* _WORK TASK_
Go through the entries below. Copy out every line that contains "selalu".

* _DATA FOR THIS TASK_
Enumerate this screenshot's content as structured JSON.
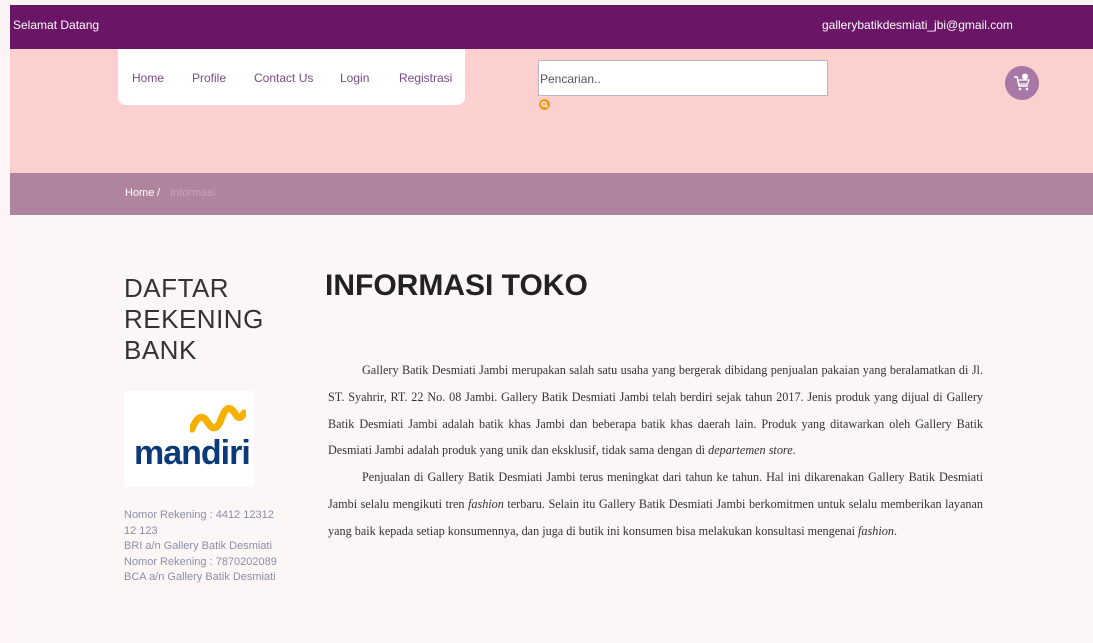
{
  "topbar": {
    "welcome": "Selamat Datang",
    "email": "gallerybatikdesmiati_jbi@gmail.com"
  },
  "nav": {
    "items": [
      "Home",
      "Profile",
      "Contact Us",
      "Login",
      "Registrasi"
    ]
  },
  "search": {
    "placeholder": "Pencarian.."
  },
  "breadcrumb": {
    "home": "Home",
    "separator": "/",
    "current": "Informasi"
  },
  "sidebar": {
    "title": "DAFTAR REKENING BANK",
    "bank_name": "mandiri",
    "accounts": [
      "Nomor Rekening : 4412 12312 12 123\nBRI a/n Gallery Batik Desmiati",
      "Nomor Rekening : 7870202089\nBCA a/n Gallery Batik Desmiati"
    ]
  },
  "main": {
    "title": "INFORMASI TOKO",
    "paragraph1_part1": "Gallery Batik Desmiati Jambi merupakan salah satu usaha yang bergerak dibidang penjualan pakaian yang beralamatkan di Jl. ST. Syahrir, RT. 22 No. 08 Jambi. Gallery Batik Desmiati Jambi telah berdiri sejak tahun 2017. Jenis produk yang dijual di Gallery Batik Desmiati Jambi adalah batik khas Jambi dan beberapa batik khas daerah lain. Produk yang ditawarkan oleh Gallery Batik Desmiati Jambi adalah produk yang unik dan eksklusif, tidak sama dengan di ",
    "paragraph1_em": "departemen store",
    "paragraph1_end": ".",
    "paragraph2_part1": "Penjualan di Gallery Batik Desmiati Jambi terus meningkat dari tahun ke tahun. Hal ini dikarenakan Gallery Batik Desmiati Jambi selalu mengikuti tren ",
    "paragraph2_em1": "fashion",
    "paragraph2_part2": " terbaru. Selain itu Gallery Batik Desmiati Jambi berkomitmen untuk selalu memberikan layanan yang baik kepada setiap konsumennya, dan juga di butik ini konsumen bisa melakukan konsultasi mengenai ",
    "paragraph2_em2": "fashion",
    "paragraph2_end": "."
  },
  "colors": {
    "topbar": "#6b1566",
    "header": "#fdd0d0",
    "breadcrumb_bar": "#b0849f",
    "cart_button": "#a777a5",
    "search_button": "#f19a1e"
  },
  "icons": {
    "search": "search-icon",
    "cart": "cart-icon",
    "bank_logo": "mandiri-logo"
  }
}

* _ANSWER SECTION_
    "paragraph2_part1": "Penjualan di Gallery Batik Desmiati Jambi terus meningkat dari tahun ke tahun. Hal ini dikarenakan Gallery Batik Desmiati Jambi selalu mengikuti tren ",
    "paragraph2_part2": " terbaru. Selain itu Gallery Batik Desmiati Jambi berkomitmen untuk selalu memberikan layanan yang baik kepada setiap konsumennya, dan juga di butik ini konsumen bisa melakukan konsultasi mengenai ",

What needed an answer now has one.